Last week, I received an inquiry from a Christian theologian interested in showing that “the postures of Yoga” (asana) are directly tied to Hinduism and thus, cannot be easily incorporated into daily life by Christians. While the origin of yoga is undoubtedly tied to the Hindu sacred texts, the Vedas and Upanishads, I struggled with his idea of researching asana divorced from yoga in its entirety.
As we at the Hindu American Foundation (HAF) have repeatedly said, asana alone is not yoga. It is but one of the eight limbs of yoga, albeit the most well-known and the limb through which most people begin to explore yoga. But to attempt to draw conclusions on the theistic nature of yoga by examining only posture is problematic. If posture alone is religious, then what is difference between a headstand in gymnastics and shirshasana in yoga practice? If it’s only about posture, then are all gymnasts who do headstands also doing something religious?
A cursory exploration of the sacred yoga texts, particularly Patanjali’s much-revered Yoga Sutra, will easily demonstrate that more important than the posture itself is the intention behind it. It is the intention – on and off the mat – that determines whether a practice is yoga or not. If the intention is to purely reap physical health from posture – strength, flexibility, stress reduction – then the asana practice is not theistic and thus, not yoga.
But it’s important to step back for a moment to look at the bigger picture and examine what the reason is for all the postures as they relate to Hindu practice and philosophy? In Hindu scripture, “asana” is primarily used to be mean “seat,” and more importantly, a seat for meditation on the Divine. The postures in yoga were developed with the intention that by their regular practice, the individual will remain healthy and fit enough to sit comfortably for extended periods and meditate on the Divine. The average person cannot suddenly sit down one day and start meditating. Our bodies have not been trained to sit still for even a few minutes, and as many of us have undoubtedly experienced, various limbs begin to fall asleep within minutes. Second, our mind has not been trained toconcentrate (Patanjali differentiates between concentration – dharana – and meditation – dhyana). Anyone who has closed her eyes and tried to concentrate on a mantra or any single object can attest to the difficulty of staying focused. The mind has a tendency to constantly wander, jumping from one thought to the next because we have not spent time training it to concentrate.
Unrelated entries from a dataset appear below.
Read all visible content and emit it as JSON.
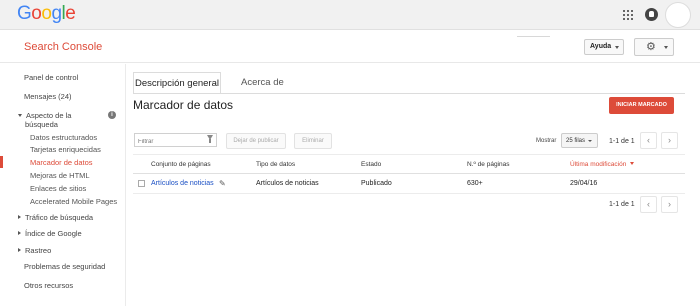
{
  "topbar": {
    "logo_letters": [
      {
        "ch": "G",
        "color": "#4285f4"
      },
      {
        "ch": "o",
        "color": "#ea4335"
      },
      {
        "ch": "o",
        "color": "#fbbc05"
      },
      {
        "ch": "g",
        "color": "#4285f4"
      },
      {
        "ch": "l",
        "color": "#34a853"
      },
      {
        "ch": "e",
        "color": "#ea4335"
      }
    ],
    "icons": [
      "apps-icon",
      "notifications-icon",
      "avatar"
    ]
  },
  "header": {
    "product_name": "Search Console",
    "help_label": "Ayuda",
    "settings_icon": "gear-icon"
  },
  "sidebar": {
    "items": [
      {
        "label": "Panel de control",
        "type": "top"
      },
      {
        "label": "Mensajes (24)",
        "type": "top"
      },
      {
        "label": "Aspecto de la",
        "type": "section-open"
      },
      {
        "label": "búsqueda",
        "type": "section-cont"
      },
      {
        "label": "Datos estructurados",
        "type": "sub"
      },
      {
        "label": "Tarjetas enriquecidas",
        "type": "sub"
      },
      {
        "label": "Marcador de datos",
        "type": "sub-active"
      },
      {
        "label": "Mejoras de HTML",
        "type": "sub"
      },
      {
        "label": "Enlaces de sitios",
        "type": "sub"
      },
      {
        "label": "Accelerated Mobile Pages",
        "type": "sub"
      },
      {
        "label": "Tráfico de búsqueda",
        "type": "section"
      },
      {
        "label": "Índice de Google",
        "type": "section"
      },
      {
        "label": "Rastreo",
        "type": "section"
      },
      {
        "label": "Problemas de seguridad",
        "type": "top"
      },
      {
        "label": "Otros recursos",
        "type": "top"
      }
    ],
    "info_badge": "i",
    "accent": "#dd4b39"
  },
  "main": {
    "tabs": [
      {
        "label": "Descripción general",
        "active": true
      },
      {
        "label": "Acerca de",
        "active": false
      }
    ],
    "title": "Marcador de datos",
    "start_button": "INICIAR MARCADO",
    "toolbar": {
      "filter_placeholder": "Filtrar",
      "unpublish_label": "Dejar de publicar",
      "delete_label": "Eliminar",
      "show_label": "Mostrar",
      "rows_selected": "25 filas",
      "range_text": "1-1 de 1"
    },
    "table": {
      "headers": [
        "Conjunto de páginas",
        "Tipo de datos",
        "Estado",
        "N.º de páginas",
        "Última modificación"
      ],
      "sorted_column": 4,
      "rows": [
        [
          "Artículos de noticias",
          "Artículos de noticias",
          "Publicado",
          "630+",
          "29/04/16"
        ]
      ]
    },
    "footer_range_text": "1-1 de 1",
    "link_color": "#1a4fc4"
  }
}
In Ashtanga yoga (as taught by Pattabhi Jois), which is what I practice, the body is trained through the various asanas and the mind is trained through focus on the breath combined with drishti (or gaze). The postures keep us engaged in the practice. By focusing our gaze at the the tip of our nose, for example, we no longer pay attention to what is happening on the neighboring mat and thereby, enhance our ability to focus on our own breath. Slowly, the body opens up, and the power to concentration strengthens.
Naturally, that begs the question, why do we need to concentrate? Because concentration, or being present, allows us to focus inwards on our Divine self. As we further develop this focus, we find that we can focus on making our every thought, word, and action selfless and thus, worthy offerings to the Divine that resides in us all.But therein lies what I see as the fundamental disconnect with the teachings of yoga and exclusivist traditions that insist on acceptance or belief in a particular, external, and patriarchal God.